By Gil McGowan
Ki Yun Jo. Remember that name.
He was a husband, a father and a friend to many in the central Alberta town of Thorsby, where he worked as an attendant at the local Fas Gas station.
He died over the Thanksgiving long weekend; the victim in yet another gas-and-dash robbery.
Every death is a tragedy.
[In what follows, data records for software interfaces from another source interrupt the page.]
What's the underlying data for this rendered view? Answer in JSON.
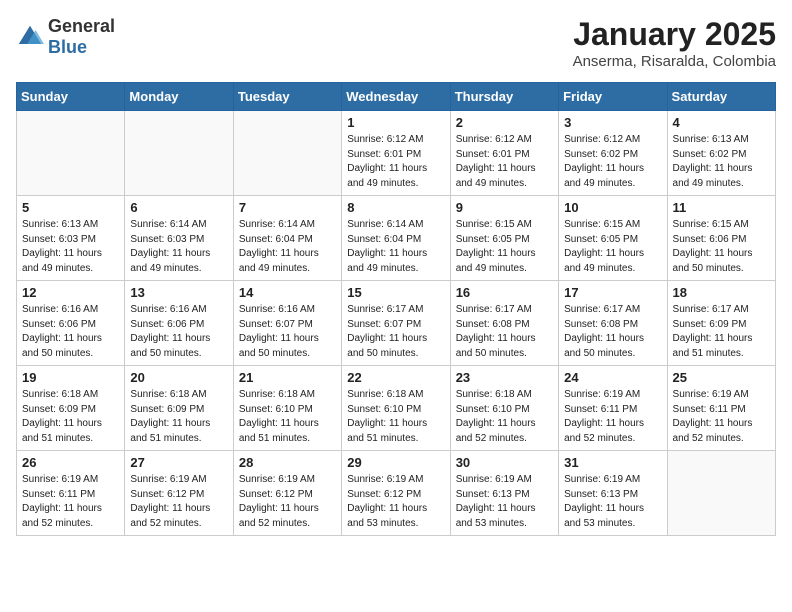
{
  "header": {
    "logo": {
      "general": "General",
      "blue": "Blue"
    },
    "title": "January 2025",
    "location": "Anserma, Risaralda, Colombia"
  },
  "weekdays": [
    "Sunday",
    "Monday",
    "Tuesday",
    "Wednesday",
    "Thursday",
    "Friday",
    "Saturday"
  ],
  "weeks": [
    [
      {
        "day": "",
        "info": ""
      },
      {
        "day": "",
        "info": ""
      },
      {
        "day": "",
        "info": ""
      },
      {
        "day": "1",
        "info": "Sunrise: 6:12 AM\nSunset: 6:01 PM\nDaylight: 11 hours and 49 minutes."
      },
      {
        "day": "2",
        "info": "Sunrise: 6:12 AM\nSunset: 6:01 PM\nDaylight: 11 hours and 49 minutes."
      },
      {
        "day": "3",
        "info": "Sunrise: 6:12 AM\nSunset: 6:02 PM\nDaylight: 11 hours and 49 minutes."
      },
      {
        "day": "4",
        "info": "Sunrise: 6:13 AM\nSunset: 6:02 PM\nDaylight: 11 hours and 49 minutes."
      }
    ],
    [
      {
        "day": "5",
        "info": "Sunrise: 6:13 AM\nSunset: 6:03 PM\nDaylight: 11 hours and 49 minutes."
      },
      {
        "day": "6",
        "info": "Sunrise: 6:14 AM\nSunset: 6:03 PM\nDaylight: 11 hours and 49 minutes."
      },
      {
        "day": "7",
        "info": "Sunrise: 6:14 AM\nSunset: 6:04 PM\nDaylight: 11 hours and 49 minutes."
      },
      {
        "day": "8",
        "info": "Sunrise: 6:14 AM\nSunset: 6:04 PM\nDaylight: 11 hours and 49 minutes."
      },
      {
        "day": "9",
        "info": "Sunrise: 6:15 AM\nSunset: 6:05 PM\nDaylight: 11 hours and 49 minutes."
      },
      {
        "day": "10",
        "info": "Sunrise: 6:15 AM\nSunset: 6:05 PM\nDaylight: 11 hours and 49 minutes."
      },
      {
        "day": "11",
        "info": "Sunrise: 6:15 AM\nSunset: 6:06 PM\nDaylight: 11 hours and 50 minutes."
      }
    ],
    [
      {
        "day": "12",
        "info": "Sunrise: 6:16 AM\nSunset: 6:06 PM\nDaylight: 11 hours and 50 minutes."
      },
      {
        "day": "13",
        "info": "Sunrise: 6:16 AM\nSunset: 6:06 PM\nDaylight: 11 hours and 50 minutes."
      },
      {
        "day": "14",
        "info": "Sunrise: 6:16 AM\nSunset: 6:07 PM\nDaylight: 11 hours and 50 minutes."
      },
      {
        "day": "15",
        "info": "Sunrise: 6:17 AM\nSunset: 6:07 PM\nDaylight: 11 hours and 50 minutes."
      },
      {
        "day": "16",
        "info": "Sunrise: 6:17 AM\nSunset: 6:08 PM\nDaylight: 11 hours and 50 minutes."
      },
      {
        "day": "17",
        "info": "Sunrise: 6:17 AM\nSunset: 6:08 PM\nDaylight: 11 hours and 50 minutes."
      },
      {
        "day": "18",
        "info": "Sunrise: 6:17 AM\nSunset: 6:09 PM\nDaylight: 11 hours and 51 minutes."
      }
    ],
    [
      {
        "day": "19",
        "info": "Sunrise: 6:18 AM\nSunset: 6:09 PM\nDaylight: 11 hours and 51 minutes."
      },
      {
        "day": "20",
        "info": "Sunrise: 6:18 AM\nSunset: 6:09 PM\nDaylight: 11 hours and 51 minutes."
      },
      {
        "day": "21",
        "info": "Sunrise: 6:18 AM\nSunset: 6:10 PM\nDaylight: 11 hours and 51 minutes."
      },
      {
        "day": "22",
        "info": "Sunrise: 6:18 AM\nSunset: 6:10 PM\nDaylight: 11 hours and 51 minutes."
      },
      {
        "day": "23",
        "info": "Sunrise: 6:18 AM\nSunset: 6:10 PM\nDaylight: 11 hours and 52 minutes."
      },
      {
        "day": "24",
        "info": "Sunrise: 6:19 AM\nSunset: 6:11 PM\nDaylight: 11 hours and 52 minutes."
      },
      {
        "day": "25",
        "info": "Sunrise: 6:19 AM\nSunset: 6:11 PM\nDaylight: 11 hours and 52 minutes."
      }
    ],
    [
      {
        "day": "26",
        "info": "Sunrise: 6:19 AM\nSunset: 6:11 PM\nDaylight: 11 hours and 52 minutes."
      },
      {
        "day": "27",
        "info": "Sunrise: 6:19 AM\nSunset: 6:12 PM\nDaylight: 11 hours and 52 minutes."
      },
      {
        "day": "28",
        "info": "Sunrise: 6:19 AM\nSunset: 6:12 PM\nDaylight: 11 hours and 52 minutes."
      },
      {
        "day": "29",
        "info": "Sunrise: 6:19 AM\nSunset: 6:12 PM\nDaylight: 11 hours and 53 minutes."
      },
      {
        "day": "30",
        "info": "Sunrise: 6:19 AM\nSunset: 6:13 PM\nDaylight: 11 hours and 53 minutes."
      },
      {
        "day": "31",
        "info": "Sunrise: 6:19 AM\nSunset: 6:13 PM\nDaylight: 11 hours and 53 minutes."
      },
      {
        "day": "",
        "info": ""
      }
    ]
  ]
}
But Jo’s death is particularly poignant because it didn’t have to happen.
It didn’t have to happen because the provincial government could have – and should have – implemented common-sense workplace safety regulations after Alberta’s last gas-and-dash fatality.
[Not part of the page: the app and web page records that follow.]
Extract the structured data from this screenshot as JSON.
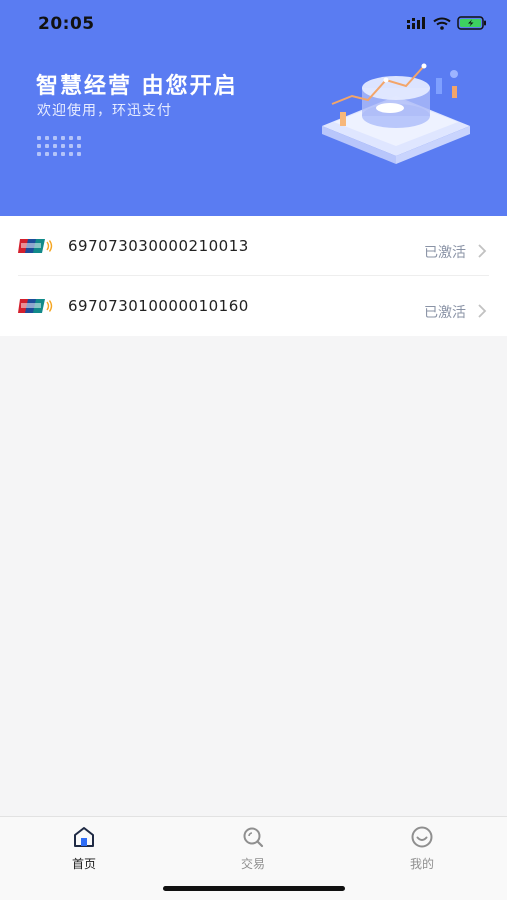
{
  "status_bar": {
    "time": "20:05"
  },
  "banner": {
    "title": "智慧经营  由您开启",
    "subtitle": "欢迎使用，环迅支付",
    "background_color": "#5a7cf2"
  },
  "cards": [
    {
      "icon": "unionpay-icon",
      "number": "697073030000210013",
      "status": "已激活"
    },
    {
      "icon": "unionpay-icon",
      "number": "697073010000010160",
      "status": "已激活"
    }
  ],
  "tab_bar": {
    "active_color": "#1a1a1a",
    "inactive_color": "#8f8f8f",
    "items": [
      {
        "label": "首页",
        "icon": "home-icon",
        "active": true
      },
      {
        "label": "交易",
        "icon": "search-icon",
        "active": false
      },
      {
        "label": "我的",
        "icon": "smile-icon",
        "active": false
      }
    ]
  }
}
That one involved a young mother, Maryam Rashidi, who died in June 2015 after being run over by a thief fleeing the Centex gas station in Calgary where she worked.
Both Rashidi and Jo would probably be alive today if Alberta had followed B.C.’s example by introducing a pay-before-you-pump rule for all gas stations in the province.
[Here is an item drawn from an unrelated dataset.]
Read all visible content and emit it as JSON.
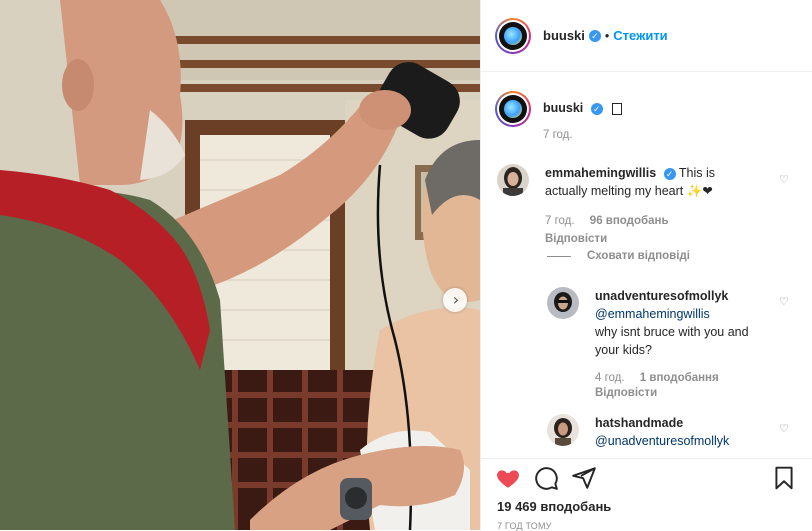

The B.C. regulation – called Grant’s Law, after Grant De Patie, a young gas station attendant who was killed trying to prevent a robbery in 2005 – is a rare example of a public policy that has been 100 per cent effective.
Since the introduction of Grant’s Law in 2008, there hasn’t been a single fatality or injury in B.C. related to gas-and-dash robberies. In fact, by making it impossible for anyone to fill their tank before paying, the rule has essentially eliminated an entire category of crime.
Grant’s Law, in its initial form, had three components: pay-before-you pump; mandatory training for gas station attendants about how to deal with robberies; and a requirement that attendants either work in pairs or behind safety barriers after 11 p.m.
The rules about working alone or behind safety barriers were watered down in 2012 – which is a shame, because gas-and-dash incidents are not the only kind of robberies faced by …read more
Source:: Calgary Herald